There is, it seems, a certain type of woman that will always turn up at the chance to hear Joan Didion speak, and I was sandwiched in line between many of them at Sunday’s Brooklyn Book Festival. They are in their mid-twenties and work in publishing and are themselves writers. In two separate conversations writing workshops were mentioned. Still. Who can blame them for wanting an audience with her? Certainly not the hundreds of other ticket holders, not to mention those relegated to the stand-by line.
The panel was titled “The Consequences to Come,” and as with the Didion, the rest of the speakers were all contributors to the New York Review of Books. The discussion was meant to cover “the challenges and opportunities that will face the next American presidential administration,” but as there is much hand-wringing of late about the election, it turned naturally into an examination of the Republicans and their newly-minted star Sarah Palin. (Seriously, you cannot go anywhere without someone discussing her.)
Once the microphone situation was sorted, NYRB editor Robert Silvers gave the each of the writers the floor before opening the thing up for discussion. Mark Danner, in a promise made to Ronald Dworkin on the cab ride over, reeled off poll numbers and statistics that were meant to gird Democratic voters.
Didion, who said she was too short to read behind the table, took her brief essay up to the podium. She began by quoting the blustery Chris Matthews and an assertion he’d made, that he’d seen this election before. Indeed, she noted, for all the talk of change how similar the 2008 race is to the campaigns preceding it. And taking as she does an aspect of the process and giving it a gimlet-eyed read, she focused on what has been said by all the pundits and television talking heads about Palin: she has a great “story.” McCain, the war hero, has a great “story.” It is a tactic used, she asserted, to “downplay their capacity for trouble.” Condoleezza Rice had a great “story.” Hearkening back to the 2005 confirmation hearings to install her as secretary of state, she said how at the time everyone noted that Rice had great success as provost of Stanford. “It was as if everyone on the Fox News Terror Alert Team had come off the provost beat.”
There was then the noting of the Republican’s power of belief, as if saying a thing is such — the surge is a success — will make it so. This was a nice callback to Mark Danner’s opener, which started by going back to Ron Suskind’s famous New York Times magazine piece from 2004 which mentioned the “reality-based community.” The article quotes an aide to Bush — “Karl Rove,” Danner said. “On the record it’s ‘an aide’ but it’s Karl Rove” — as saying “‘We’re an empire now, and when we act, we create our own reality. And while you’re studying that reality — judiciously, as you will — we’ll act again, creating other new realities, which you can study too, and that’s how things will sort out. We’re history’s actors . . . and you, all of you, will be left to just study what we do.”
So yes, we’re in “our national coma” as Didion said, “self-induced,” and the Culture War still rages and yet again the Republicans have twisted what are essentially the issues of class disparity into racial issues.

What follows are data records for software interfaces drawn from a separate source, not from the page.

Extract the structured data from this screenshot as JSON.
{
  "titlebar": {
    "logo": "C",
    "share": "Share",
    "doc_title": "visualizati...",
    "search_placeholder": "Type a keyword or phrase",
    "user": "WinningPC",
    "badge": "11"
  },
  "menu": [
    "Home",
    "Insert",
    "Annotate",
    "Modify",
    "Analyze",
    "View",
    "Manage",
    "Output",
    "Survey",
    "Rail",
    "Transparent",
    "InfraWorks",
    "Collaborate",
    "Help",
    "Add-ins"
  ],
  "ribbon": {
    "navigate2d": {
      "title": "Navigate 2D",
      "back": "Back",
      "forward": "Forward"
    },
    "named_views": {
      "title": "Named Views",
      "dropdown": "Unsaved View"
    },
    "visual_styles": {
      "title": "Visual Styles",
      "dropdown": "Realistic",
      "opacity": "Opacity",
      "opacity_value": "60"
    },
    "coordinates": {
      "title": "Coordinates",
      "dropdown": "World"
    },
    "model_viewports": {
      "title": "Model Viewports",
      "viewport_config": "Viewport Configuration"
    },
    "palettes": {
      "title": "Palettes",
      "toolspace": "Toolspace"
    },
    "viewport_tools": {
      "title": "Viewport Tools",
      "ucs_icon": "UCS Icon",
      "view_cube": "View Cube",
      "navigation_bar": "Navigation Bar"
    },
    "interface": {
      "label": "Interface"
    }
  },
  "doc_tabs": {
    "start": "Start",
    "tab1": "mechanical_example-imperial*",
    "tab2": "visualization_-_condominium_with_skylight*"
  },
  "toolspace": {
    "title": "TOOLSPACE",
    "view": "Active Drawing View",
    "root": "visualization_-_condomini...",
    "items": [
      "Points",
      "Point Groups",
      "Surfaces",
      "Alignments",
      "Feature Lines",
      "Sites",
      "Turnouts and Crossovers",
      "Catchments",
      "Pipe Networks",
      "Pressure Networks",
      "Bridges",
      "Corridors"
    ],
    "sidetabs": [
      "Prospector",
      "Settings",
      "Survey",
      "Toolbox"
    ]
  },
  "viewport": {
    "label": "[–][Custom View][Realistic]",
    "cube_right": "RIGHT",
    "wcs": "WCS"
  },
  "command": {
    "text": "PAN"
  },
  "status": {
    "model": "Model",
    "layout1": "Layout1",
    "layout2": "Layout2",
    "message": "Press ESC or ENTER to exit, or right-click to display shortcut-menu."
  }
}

Following exuberant applause, Dworkin had the unenviable task of laying out his own take on the campaign. It was logically sound, but his particular oratory style had the audience shifting in their seats. The woman next to me audibly sighed. Twice. An urgent and engaging Darryl Pinckney finished up with a rousing piece that could be summed up thusly: “Don’t freak out.” He is convinced Obama will carry the west, which is the new south, or something.
The back-and-forth discussion and questions still seemed to focus on Palin. Of the bump in support of the McCain ticket among white women, Didion said “something about it is beyond me.” Danner’s belief is that once the “ooh look, shiny” aspect of Palin wears away that any lead they have will dip.
Having run over time, the discussion concluded and those who were so inclined could have their books autographed at the signing table across the street. The choir had been preached too, intelligently and factually and sometimes humorously, but as we’ve learned, facts don’t seem to quicken the pulse like a good myth, however unreal.